  • Reports and Dashboards – Your CRM solution needs to have a customizable, highly visual way for you to view statistics.
  • Marketing Automation Platform (MAP) Integration – If you already have a marketing automation tool to send automated emails based on predetermined rules, you’ll want bi-directional integration between your CRM and MAP so you can scale your efforts.

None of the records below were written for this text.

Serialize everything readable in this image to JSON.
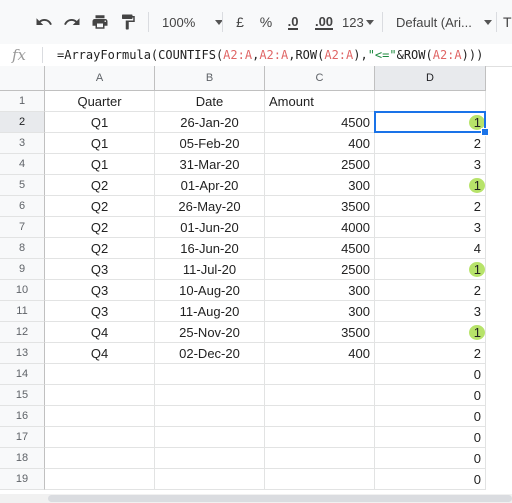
{
  "toolbar": {
    "zoom": "100%",
    "currency": "£",
    "percent": "%",
    "decrease_decimals": ".0",
    "increase_decimals": ".00",
    "more_formats": "123",
    "font": "Default (Ari...",
    "overflow": "T"
  },
  "formula_bar": {
    "fx_label": "fx",
    "formula": "=ArrayFormula(COUNTIFS(A2:A,A2:A,ROW(A2:A),\"<=\"&ROW(A2:A)))"
  },
  "columns": [
    "A",
    "B",
    "C",
    "D"
  ],
  "rows": [
    {
      "num": "1",
      "a": "Quarter",
      "b": "Date",
      "c": "Amount",
      "d": ""
    },
    {
      "num": "2",
      "a": "Q1",
      "b": "26-Jan-20",
      "c": "4500",
      "d": "1"
    },
    {
      "num": "3",
      "a": "Q1",
      "b": "05-Feb-20",
      "c": "400",
      "d": "2"
    },
    {
      "num": "4",
      "a": "Q1",
      "b": "31-Mar-20",
      "c": "2500",
      "d": "3"
    },
    {
      "num": "5",
      "a": "Q2",
      "b": "01-Apr-20",
      "c": "300",
      "d": "1"
    },
    {
      "num": "6",
      "a": "Q2",
      "b": "26-May-20",
      "c": "3500",
      "d": "2"
    },
    {
      "num": "7",
      "a": "Q2",
      "b": "01-Jun-20",
      "c": "4000",
      "d": "3"
    },
    {
      "num": "8",
      "a": "Q2",
      "b": "16-Jun-20",
      "c": "4500",
      "d": "4"
    },
    {
      "num": "9",
      "a": "Q3",
      "b": "11-Jul-20",
      "c": "2500",
      "d": "1"
    },
    {
      "num": "10",
      "a": "Q3",
      "b": "10-Aug-20",
      "c": "300",
      "d": "2"
    },
    {
      "num": "11",
      "a": "Q3",
      "b": "11-Aug-20",
      "c": "300",
      "d": "3"
    },
    {
      "num": "12",
      "a": "Q4",
      "b": "25-Nov-20",
      "c": "3500",
      "d": "1"
    },
    {
      "num": "13",
      "a": "Q4",
      "b": "02-Dec-20",
      "c": "400",
      "d": "2"
    },
    {
      "num": "14",
      "a": "",
      "b": "",
      "c": "",
      "d": "0"
    },
    {
      "num": "15",
      "a": "",
      "b": "",
      "c": "",
      "d": "0"
    },
    {
      "num": "16",
      "a": "",
      "b": "",
      "c": "",
      "d": "0"
    },
    {
      "num": "17",
      "a": "",
      "b": "",
      "c": "",
      "d": "0"
    },
    {
      "num": "18",
      "a": "",
      "b": "",
      "c": "",
      "d": "0"
    },
    {
      "num": "19",
      "a": "",
      "b": "",
      "c": "",
      "d": "0"
    }
  ],
  "selected_cell": "D2",
  "highlighted_rows": [
    "2",
    "5",
    "9",
    "12"
  ],
  "colors": {
    "selection": "#1a73e8",
    "highlight": "#b7e36a",
    "formula_reference": "#e06666",
    "formula_string": "#1c8a3e"
  }
}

Standard connectors or one-size-fit-all integrations won’t necessarily meet your needs, so be sure to investigate what’s being offered.
  • Web Forms Integration – Your healthcare CRM should allow you to capture data from completed web forms so you can follow up with both prospective patients and existing patients in a personalized way.
  • Contact Center Automation and Integration – For true CRM success, you want integration across all points of contact, so being able to control your call center from your CRM UI and integrate any third-party program into a single platform is necessary.

Sometimes

  • Customizable Home Screens and Layouts – different users have different needs from a visual perspective, so a flexible UI to accommodate this is a nice benefit.
  • Custom Reporting – standard, out-of-the-box reports are essential, and customizable reports that allow you to dive deeper into your CRM database and analytics, based on your specific needs, is a great added tool.
  • Website Personalization – if you want to truly scale your healthcare marketing efforts over time, you want an API that allows your web CMS to call data from your CRM database so you can personalize your web content and offers.
  • API Access – of course you have other martech you use, and if you can attach your CRM to those platforms, you’ll extend your CRM’s capabilities.

Advanced

  • Lead Tracking and Management – being able to make sense of and track your data and leads will offer true return on your CRM investment, so you’ll want to be able to identify optimization opportunities by measuring the success of various marketing channels, determining high-quality leads, and managing those leads by role and territory. 
  • Benchmarking – this feature pairs well with the previous by allowing you to know a benchmark by which you can determine whether your results are on par with your efforts or if you need to recalibrate.
  • Pipeline View – a good way to keep score of your marketing team’s contribution and individual campaign success is through a pipeline view that includes a breakdown of how many leads are in each stage of your funnel – from initial awareness to booked appointment or procedure – as well as an option to drill down to individual leads.
  • Real-time HL& and CDA Data Feeds – data isn’t just a marketing concern, so if you can feed consumer data from your HER and other clinical systems in close to real-time into your CRM, you’re set up for organization-wide success.

With this list in hand, you should be equipped to make strategic decisions and get started using data to grow your healthcare business.

Want more insight into healthcare CRMs, including worksheets to get your organization ready and tips on building a business case? Download our white paper, The Definitive Guide to CRM.